First published in 2011 (in Hebrew) and then in 2014 (in English), it's a Jared Diamond-esque trip laced with Harari's Big Thoughts on evolution, religion, life, people, all of human history, etc. Harari is a 40-something gay vegan who lives with his husband on an Israeli kibbutz, according to Wikipedia.
Sapiens begins tantalizingly enough, with a discussion of imagined orders and how they serve as touchpoints for mass human cooperation. Division of humans into "superiors and "commoners" might be a figment of the imagination, he says, but so is "equality." "All men are created equal", he observes, is a purely aspirational declaration.
"According to the science of biology, people were not 'created'. They have evolved. And they certainly did not evolve to be 'equal.'In addressing the Interbreeding v. Replacement theories of out-of-Africa evolution, he notes that if the Interbreeding theory is right, "there might well be genetic differences between Africans, Europeans and Asians that go back hundreds of thousands of years. This is political dynamite, which could provide material for explosive racial theories."
But then, on page 152, he preserves his tenured position, book sales and popularity with this: "Between blacks and whites there are some objective biological differences, such as skin color and hair type, but there is no evidence that the differences extend to intelligence or morality."

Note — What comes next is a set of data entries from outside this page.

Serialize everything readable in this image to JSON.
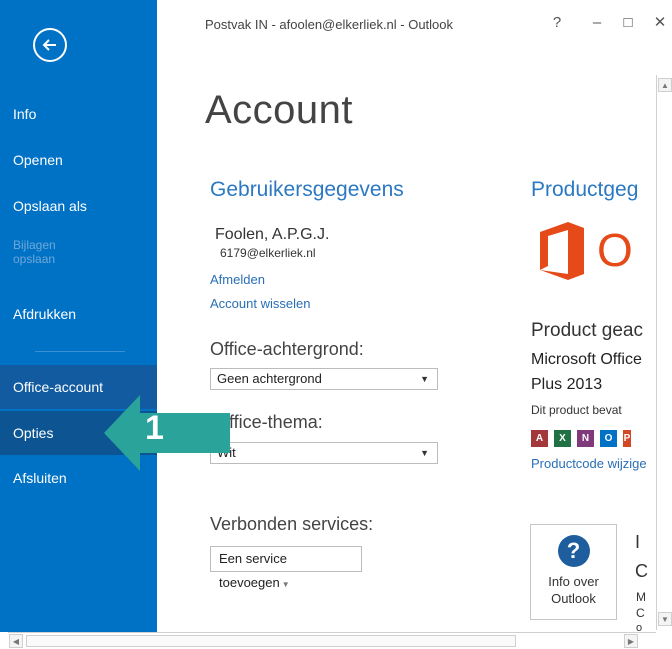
{
  "window": {
    "title": "Postvak IN - afoolen@elkerliek.nl - Outlook",
    "help_label": "?",
    "minimize_label": "–",
    "maximize_label": "□",
    "close_label": "✕"
  },
  "nav": {
    "back_icon": "back-arrow-icon",
    "items": [
      {
        "label": "Info"
      },
      {
        "label": "Openen"
      },
      {
        "label": "Opslaan als"
      },
      {
        "label_line1": "Bijlagen",
        "label_line2": "opslaan"
      },
      {
        "label": "Afdrukken"
      },
      {
        "label": "Office-account"
      },
      {
        "label": "Opties"
      },
      {
        "label": "Afsluiten"
      }
    ],
    "bg_color": "#0072c6"
  },
  "account": {
    "title": "Account",
    "user_section_title": "Gebruikersgegevens",
    "user_name": "Foolen, A.P.G.J.",
    "user_email": "6179@elkerliek.nl",
    "signout_link": "Afmelden",
    "switch_link": "Account wisselen",
    "background_label": "Office-achtergrond:",
    "background_value": "Geen achtergrond",
    "theme_label": "ffice-thema:",
    "theme_value": "Wit",
    "services_label": "Verbonden services:",
    "add_service_label": "Een service toevoegen"
  },
  "product": {
    "section_title": "Productgeg",
    "logo_text": "O",
    "heading": "Product geac",
    "name_line1": "Microsoft Office",
    "name_line2": "Plus 2013",
    "contains": "Dit product bevat",
    "apps": [
      {
        "letter": "A",
        "color": "#a4373a"
      },
      {
        "letter": "X",
        "color": "#207245"
      },
      {
        "letter": "N",
        "color": "#80397b"
      },
      {
        "letter": "O",
        "color": "#0072c6"
      },
      {
        "letter": "P",
        "color": "#d24726"
      }
    ],
    "productcode_link": "Productcode wijzige",
    "info_button_line1": "Info over",
    "info_button_line2": "Outlook",
    "info_icon": "question-icon",
    "clip_1": "I",
    "clip_2": "C",
    "clip_3": "M",
    "clip_4": "C",
    "clip_5": "o"
  },
  "annotation": {
    "number": "1",
    "color": "#2aa39a"
  }
}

And that's that. I haven't read past that sentence. Maybe I will and maybe I won't. There's so much evidence to the contrary, his credibility on whatever else he might have to say is shot.